REQUIRED ACTION:
A single number is expected: the count of lines in the records below that contain "this".

Website and app data records:
▼
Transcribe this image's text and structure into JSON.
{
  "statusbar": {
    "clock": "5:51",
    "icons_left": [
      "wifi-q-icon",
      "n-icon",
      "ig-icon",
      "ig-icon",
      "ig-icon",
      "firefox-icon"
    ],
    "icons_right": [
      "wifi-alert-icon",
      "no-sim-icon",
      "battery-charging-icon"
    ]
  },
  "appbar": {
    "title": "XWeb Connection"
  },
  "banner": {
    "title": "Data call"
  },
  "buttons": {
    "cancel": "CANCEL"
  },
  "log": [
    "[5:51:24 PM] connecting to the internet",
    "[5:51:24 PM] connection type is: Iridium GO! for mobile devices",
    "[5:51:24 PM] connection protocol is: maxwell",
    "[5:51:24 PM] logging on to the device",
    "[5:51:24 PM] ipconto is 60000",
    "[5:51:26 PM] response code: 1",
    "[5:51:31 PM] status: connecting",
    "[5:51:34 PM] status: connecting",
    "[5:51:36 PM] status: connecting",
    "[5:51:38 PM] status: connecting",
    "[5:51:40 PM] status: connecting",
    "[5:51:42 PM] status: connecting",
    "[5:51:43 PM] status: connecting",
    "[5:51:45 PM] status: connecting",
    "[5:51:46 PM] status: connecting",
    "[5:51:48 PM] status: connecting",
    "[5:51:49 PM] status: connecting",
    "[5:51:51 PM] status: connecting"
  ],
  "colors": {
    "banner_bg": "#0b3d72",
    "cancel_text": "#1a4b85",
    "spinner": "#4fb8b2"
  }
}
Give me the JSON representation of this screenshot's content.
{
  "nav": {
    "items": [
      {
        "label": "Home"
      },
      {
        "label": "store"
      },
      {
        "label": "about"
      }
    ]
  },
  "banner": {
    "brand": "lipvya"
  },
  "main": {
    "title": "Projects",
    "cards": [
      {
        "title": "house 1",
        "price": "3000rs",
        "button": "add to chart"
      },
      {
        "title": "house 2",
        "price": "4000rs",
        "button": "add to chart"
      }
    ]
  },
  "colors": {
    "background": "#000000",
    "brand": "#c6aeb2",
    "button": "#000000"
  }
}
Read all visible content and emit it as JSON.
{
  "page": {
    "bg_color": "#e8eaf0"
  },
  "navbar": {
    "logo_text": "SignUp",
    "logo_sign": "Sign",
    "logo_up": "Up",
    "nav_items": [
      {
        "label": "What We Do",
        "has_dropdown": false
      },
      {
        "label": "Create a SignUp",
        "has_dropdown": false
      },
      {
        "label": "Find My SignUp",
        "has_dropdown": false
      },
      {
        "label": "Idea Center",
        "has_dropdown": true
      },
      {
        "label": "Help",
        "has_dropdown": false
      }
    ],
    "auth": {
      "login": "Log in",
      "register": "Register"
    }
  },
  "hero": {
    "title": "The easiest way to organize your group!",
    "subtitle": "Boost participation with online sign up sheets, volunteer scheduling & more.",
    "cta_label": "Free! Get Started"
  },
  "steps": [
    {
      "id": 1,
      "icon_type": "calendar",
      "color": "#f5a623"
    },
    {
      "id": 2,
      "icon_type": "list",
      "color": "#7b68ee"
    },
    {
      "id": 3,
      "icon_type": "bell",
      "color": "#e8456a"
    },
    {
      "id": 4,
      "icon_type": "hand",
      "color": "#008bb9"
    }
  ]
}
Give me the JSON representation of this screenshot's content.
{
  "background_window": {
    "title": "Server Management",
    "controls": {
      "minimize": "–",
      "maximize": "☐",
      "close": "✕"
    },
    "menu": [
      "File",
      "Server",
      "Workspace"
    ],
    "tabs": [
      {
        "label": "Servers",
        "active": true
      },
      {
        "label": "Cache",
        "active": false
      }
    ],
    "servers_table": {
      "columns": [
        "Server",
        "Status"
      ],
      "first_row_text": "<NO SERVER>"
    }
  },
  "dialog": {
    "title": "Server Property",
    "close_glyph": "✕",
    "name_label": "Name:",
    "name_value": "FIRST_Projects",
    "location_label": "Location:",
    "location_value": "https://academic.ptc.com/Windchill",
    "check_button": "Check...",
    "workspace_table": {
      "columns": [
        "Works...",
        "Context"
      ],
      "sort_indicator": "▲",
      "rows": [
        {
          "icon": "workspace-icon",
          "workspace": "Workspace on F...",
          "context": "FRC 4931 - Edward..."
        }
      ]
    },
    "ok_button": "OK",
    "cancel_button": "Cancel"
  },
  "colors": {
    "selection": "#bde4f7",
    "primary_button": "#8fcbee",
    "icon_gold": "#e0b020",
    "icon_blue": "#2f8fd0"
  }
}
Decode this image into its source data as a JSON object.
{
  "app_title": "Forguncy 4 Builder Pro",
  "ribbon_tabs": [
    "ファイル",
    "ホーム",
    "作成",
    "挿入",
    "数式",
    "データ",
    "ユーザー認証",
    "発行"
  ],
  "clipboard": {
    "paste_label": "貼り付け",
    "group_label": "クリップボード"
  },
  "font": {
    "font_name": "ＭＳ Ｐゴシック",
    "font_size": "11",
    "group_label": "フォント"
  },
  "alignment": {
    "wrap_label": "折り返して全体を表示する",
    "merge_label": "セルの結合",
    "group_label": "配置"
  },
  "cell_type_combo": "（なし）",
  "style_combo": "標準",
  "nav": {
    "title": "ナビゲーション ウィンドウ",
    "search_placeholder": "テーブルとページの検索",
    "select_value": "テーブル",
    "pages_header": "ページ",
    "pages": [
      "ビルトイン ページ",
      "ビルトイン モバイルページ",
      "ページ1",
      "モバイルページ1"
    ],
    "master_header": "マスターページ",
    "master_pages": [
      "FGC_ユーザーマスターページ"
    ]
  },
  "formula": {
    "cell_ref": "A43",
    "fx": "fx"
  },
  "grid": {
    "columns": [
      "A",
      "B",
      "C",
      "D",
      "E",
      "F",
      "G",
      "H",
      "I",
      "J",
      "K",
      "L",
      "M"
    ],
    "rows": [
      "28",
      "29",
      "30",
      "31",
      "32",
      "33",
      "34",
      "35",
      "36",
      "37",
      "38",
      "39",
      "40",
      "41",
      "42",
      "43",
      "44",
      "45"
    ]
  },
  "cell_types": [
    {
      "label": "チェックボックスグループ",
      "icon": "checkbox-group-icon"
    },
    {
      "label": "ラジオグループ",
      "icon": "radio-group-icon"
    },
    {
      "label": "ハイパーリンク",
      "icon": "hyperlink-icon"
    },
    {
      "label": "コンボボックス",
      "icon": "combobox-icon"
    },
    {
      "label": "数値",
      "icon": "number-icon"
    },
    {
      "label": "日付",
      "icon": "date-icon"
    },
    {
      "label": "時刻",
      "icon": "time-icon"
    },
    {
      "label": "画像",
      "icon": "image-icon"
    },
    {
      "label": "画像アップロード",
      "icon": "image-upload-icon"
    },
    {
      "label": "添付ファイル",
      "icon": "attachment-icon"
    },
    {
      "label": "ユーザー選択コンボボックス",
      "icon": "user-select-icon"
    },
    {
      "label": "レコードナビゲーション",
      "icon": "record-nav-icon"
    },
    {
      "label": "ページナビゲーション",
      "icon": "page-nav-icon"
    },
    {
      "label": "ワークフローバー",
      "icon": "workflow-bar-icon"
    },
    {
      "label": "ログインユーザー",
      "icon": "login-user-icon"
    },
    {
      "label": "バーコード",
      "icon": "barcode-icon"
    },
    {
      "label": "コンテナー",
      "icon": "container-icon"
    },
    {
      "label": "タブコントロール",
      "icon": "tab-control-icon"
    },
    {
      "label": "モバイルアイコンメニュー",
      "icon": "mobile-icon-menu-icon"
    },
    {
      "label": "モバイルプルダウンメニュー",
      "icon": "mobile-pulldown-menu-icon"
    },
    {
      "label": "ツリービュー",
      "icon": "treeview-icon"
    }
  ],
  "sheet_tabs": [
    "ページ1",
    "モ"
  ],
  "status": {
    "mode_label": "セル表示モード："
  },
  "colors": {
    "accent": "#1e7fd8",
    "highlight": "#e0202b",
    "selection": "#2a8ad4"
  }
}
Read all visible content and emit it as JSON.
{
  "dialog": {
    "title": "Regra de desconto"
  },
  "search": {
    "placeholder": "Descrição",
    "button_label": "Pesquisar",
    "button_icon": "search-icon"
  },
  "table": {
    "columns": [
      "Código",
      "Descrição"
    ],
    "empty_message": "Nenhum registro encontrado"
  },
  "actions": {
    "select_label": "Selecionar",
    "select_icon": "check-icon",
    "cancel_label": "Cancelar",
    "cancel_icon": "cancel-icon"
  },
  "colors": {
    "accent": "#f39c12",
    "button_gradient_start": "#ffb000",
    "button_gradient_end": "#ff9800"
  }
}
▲
REPLY:
4